The goal of this study is that the understanding of God’s Word is established with full assurance of our faith and by this process, many will be presented completely in Christ. To accomplish this end, our study of the mystery of God is a Christ-centered study using the hermeneutic of the Emmaus Road in Luke where Jesus starts with Moses and the prophets and explains scripture in relationship to Himself.
In this study of God’s Mystery, we will discuss other theological concepts that affect the way one views God and His Word. Our understanding of the Bible is regularly being influenced by theologians; therefore, we must understand the fundamental differences between the theological views of Biblical, Covenant, Dispensational, Liberation, Redemptive, and Systematic Theology. Like Calvinism and Arminianism, these theological concepts are men’s opinions of what God has said in His Word. Therefore, we must verify everything we read and hear with the Word of God. Let us meditate upon the Word of God allowing the Holy Spirit to guide us to the proper understanding.

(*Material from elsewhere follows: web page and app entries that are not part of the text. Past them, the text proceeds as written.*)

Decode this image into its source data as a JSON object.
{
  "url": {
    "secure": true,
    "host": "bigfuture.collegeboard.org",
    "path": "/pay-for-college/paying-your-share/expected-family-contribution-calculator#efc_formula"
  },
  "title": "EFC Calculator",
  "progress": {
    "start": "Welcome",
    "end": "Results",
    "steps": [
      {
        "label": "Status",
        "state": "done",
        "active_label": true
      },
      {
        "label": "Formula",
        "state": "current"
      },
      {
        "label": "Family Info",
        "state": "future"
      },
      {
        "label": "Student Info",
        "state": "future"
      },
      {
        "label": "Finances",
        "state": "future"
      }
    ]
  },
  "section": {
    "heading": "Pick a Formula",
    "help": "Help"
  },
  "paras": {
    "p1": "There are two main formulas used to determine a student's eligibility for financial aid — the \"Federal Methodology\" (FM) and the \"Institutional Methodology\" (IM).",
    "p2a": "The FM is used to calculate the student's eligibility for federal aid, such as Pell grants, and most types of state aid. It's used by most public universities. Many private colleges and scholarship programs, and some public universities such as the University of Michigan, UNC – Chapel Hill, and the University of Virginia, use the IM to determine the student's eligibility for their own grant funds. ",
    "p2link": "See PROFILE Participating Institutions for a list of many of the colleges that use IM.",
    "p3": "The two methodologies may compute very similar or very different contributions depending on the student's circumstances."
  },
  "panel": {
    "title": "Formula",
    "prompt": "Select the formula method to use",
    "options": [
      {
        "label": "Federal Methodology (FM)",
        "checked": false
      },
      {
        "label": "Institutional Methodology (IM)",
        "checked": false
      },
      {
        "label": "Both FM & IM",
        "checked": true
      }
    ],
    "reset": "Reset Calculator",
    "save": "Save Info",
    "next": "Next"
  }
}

At all times we should continue to remind ourselves Who God is. We should always remember His divine attributes and character. God’s traits of faithfulness, holiness, righteousness, justice, love, and mercy are unchanging and impartial and neither negate nor overshadow another. When we combine these traits with the divine attributes of His omnipotence, omniscience, omnipresence, impartiality, and unchanging nature, we get a glimpse of God almighty.
These characteristics of God define Who He is and what He expects of man. God’s Covenant revelation of Himself and His requirements of man forms a two-rail system much like a railroad. Just as a railroad must have a specific separation of the two rails, plus a particular design of each rail, so does God’s Covenant.
God’s rail is defined by His Character and Characteristics and man’s rail is defined by God’s Covenant. God is repetitive in trying to show this relationship when the people of Israel leave Egypt God tells them that this exodus experience will show them that “He is God” (His rail) and that the Israelites must “prove they can keep His Commandments” (man’s rail). When we move or delete our rail, the train (our lives) crashes!
Joshua 1:7 Only be thou strong and very courageous, that thou mayest observe to do according to all the law, which Moses my servant commanded thee: turn not from it to the right hand or the left, that thou mayest prosper whithersoever thou goest.
Man is always trying to move his rail by our interpretation and application of Scripture. The world is crashing around us, and we keep trying to solve our problems instead of acknowledging God and His desires for us!
Therefore, as we wrestle with our understanding of His written Word let us never forget His Word will not contradict His Character. Let us use our knowledge of God to direct our understanding and behavior.
Book Mystery of God